The NMC permitted the above category of students, as a “one time measure” to appear for the Foreign Medical Graduate Examination but mandated that, upon qualifying, they would be required to undergo two years of Compulsory Rotating Medical Internship, instead of the usual one year to become eligible for registration as a medical practitioner.

In September, the NMC allowed students to avail the mobility programme offered by some Ukrainian universities stating that they would accept completion of courses in countries other than India, with the approval of the parent university/institution in Ukraine. It had added that the phrase ‘global mobility’ cannot be interpreted to mean accommodation of these students in Indian colleges/universities, as the extant regulations in India do not permit migration of students from foreign universities to India.

According to the National Medical Commission Act, 2019, students studying in foreign medical colleges are required to complete their education and obtain a degree from only a single university.

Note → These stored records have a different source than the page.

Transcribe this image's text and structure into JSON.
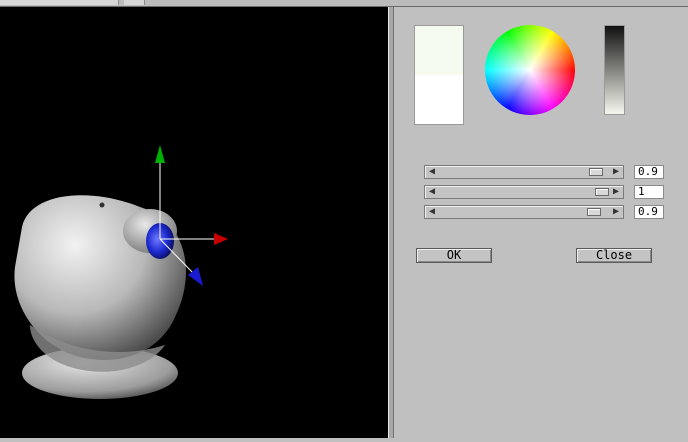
{
  "colors": {
    "panel_bg": "#c0c0c0",
    "viewport_bg": "#000000",
    "new_color": "#f6fbef",
    "old_color": "#ffffff",
    "axis_x": "#c80000",
    "axis_y": "#00b000",
    "axis_z": "#1a1ad0"
  },
  "viewport": {
    "objects": [
      "head-model",
      "eye-sphere",
      "axis-gizmo"
    ]
  },
  "color_editor": {
    "sliders": [
      {
        "name": "slider-1",
        "value_text": "0.9",
        "level": 0.9
      },
      {
        "name": "slider-2",
        "value_text": "1",
        "level": 0.95
      },
      {
        "name": "slider-3",
        "value_text": "0.9",
        "level": 0.88
      }
    ],
    "ok_label": "OK",
    "close_label": "Close"
  }
}
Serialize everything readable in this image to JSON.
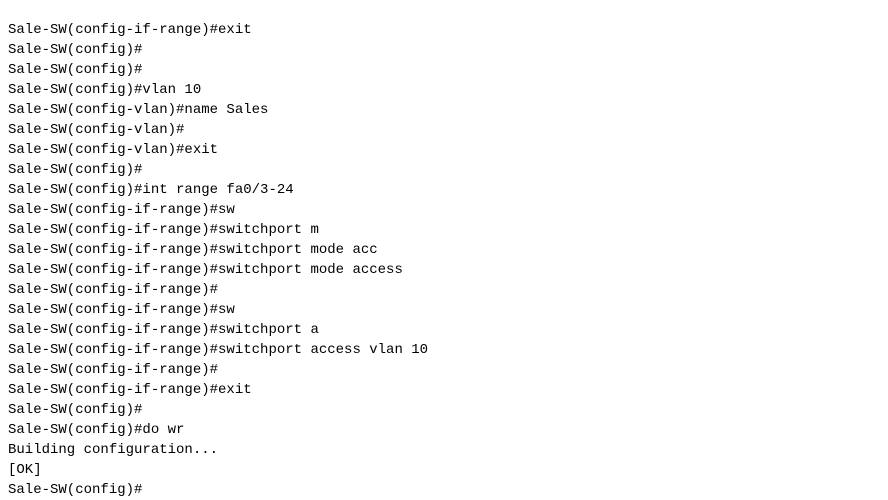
{
  "terminal": {
    "lines": [
      "Sale-SW(config-if-range)#exit",
      "Sale-SW(config)#",
      "Sale-SW(config)#",
      "Sale-SW(config)#vlan 10",
      "Sale-SW(config-vlan)#name Sales",
      "Sale-SW(config-vlan)#",
      "Sale-SW(config-vlan)#exit",
      "Sale-SW(config)#",
      "Sale-SW(config)#int range fa0/3-24",
      "Sale-SW(config-if-range)#sw",
      "Sale-SW(config-if-range)#switchport m",
      "Sale-SW(config-if-range)#switchport mode acc",
      "Sale-SW(config-if-range)#switchport mode access",
      "Sale-SW(config-if-range)#",
      "Sale-SW(config-if-range)#sw",
      "Sale-SW(config-if-range)#switchport a",
      "Sale-SW(config-if-range)#switchport access vlan 10",
      "Sale-SW(config-if-range)#",
      "Sale-SW(config-if-range)#exit",
      "Sale-SW(config)#",
      "Sale-SW(config)#do wr",
      "Building configuration...",
      "[OK]",
      "Sale-SW(config)#"
    ]
  }
}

On November 11, the Supreme Court asked the Union Government to file an affidavit detailing the number of Indian students who were enrolled in Ukrainian medical universities and those who have been accommodated in other countries under the academic mobility programme.

Through an affidavit filed on November 23, the Union Government submitted that a total of 15,783 students are enrolled at various universities in Ukraine, out of which just under 15,000 were undergoing online classes and 640 were undergoing offline education in Ukraine. Only 170 students had been able to avail the benefit of the academic mobility programme, the affidavit disclosed.

Meanwhile, during the last winter session of the Parliament, the Minister of State for External Affairs, Meenakshi Lekhi had informed the Lok Sabha that around 1,100 Indian students continue to be stranded in Ukraine.